If you have been checking out the iParent blog for very long, you know that I am strong proponent for parents stepping up to take the leadership role as their children’s spiritual leaders.  The church simply is not there to water and fertilize the seeds of faith we sow into their lives on Sundays and Wednesdays.  What happens in the other 165 hours in a week, to strengthen them and help them practice their faith?  In everyday life, our children, and we as grown-ups need to be engaging in activities that help us act and think like God wants us to think, not just “turning off” our Christianity while we’re away from church.  I know I must improve in these ways with my daughters and suspect that many parents can relate to feeling like we’ve not done what we could have to help our kids grow into spiritual champions.   Continue reading

What Happens In Vegas, Stays in Vegas?

 

I think that the marketing team for the Las Vegas Convention & Visitor’s Bureau have done an amazing job of creating a mindset in many of the people who visit their city that is summed up by the slogan, “What Happens In Vegas, Stays in Vegas”.  Even though, we certainly know that our bad choices do tend to follow us, many people are depicted in their commercials embracing this slogan, which I think only encourages visitors to go ahead and engage in activities they normally would not otherwise engage.

I think this mindset of compartmentalizing our lives is very dangerous, especially for parents and their kids.   Sometimes we tend to separate school from home, home from church, work from home as if they’re totally disconnected from one another.  Too often, I think we see the effects of this thinking by how parents and their kids act differently at church than we do at school, home or work.  We kind of allow ourselves to “play church”.   I did this as a child and teen, and have to work constantly today to maintain a growing relationship with God.  I know some of you can relate to my experience, right?  We know all the answers to questions about the Bible, and we are assured of our relationship with Jesus, but too often, we take a Vegas-like attitude that comes out like, “what happens at church, stays at church”.   This leads to taking the things we’ve learned or been challenged with at church and put them in the closet of our mind, where it never impacts our actions and decision making.
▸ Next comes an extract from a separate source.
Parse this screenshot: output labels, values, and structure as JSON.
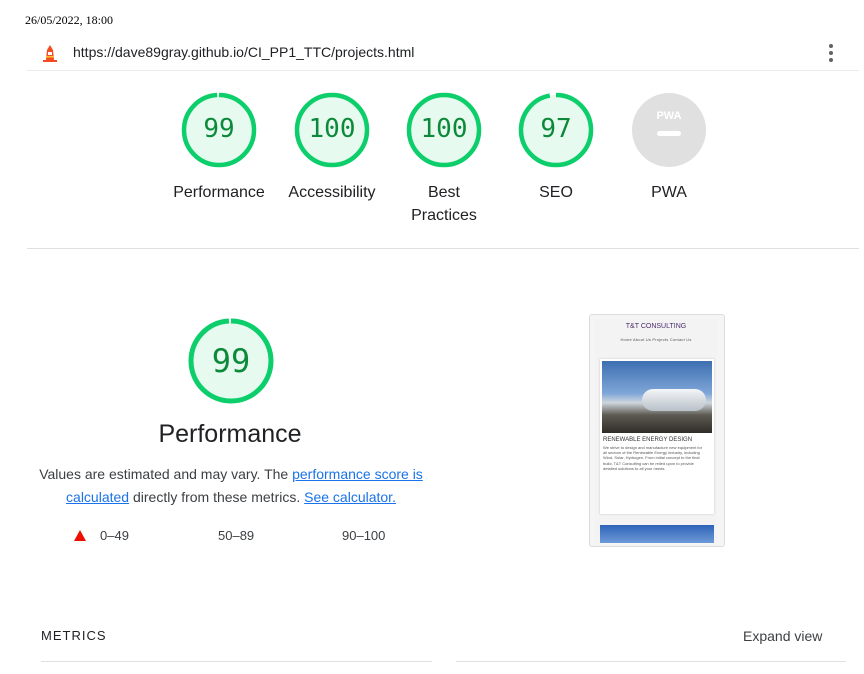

How do we fix this?  Really, just making a mental decision to keeping your spiritual senses turned on is the first and best step.   Learning to do this may take some time, but it can be accomplished by doing more personal Bible reading and prayer time.  Consistency in our devotional lives will keep God and His plans for us in the forefront of our minds, helping us to remember the things we learn at church.  This same approach will work with your kids as well, and you may recall that God places the responsibility for helping kids grow in their faith on Godly moms and dads.

As parents, we must realize that to help our kids become spiritual champions, we must take that same journey toward becoming a spiritual champion in our own right, otherwise, we’ll never be able to lead our children to become what God intended.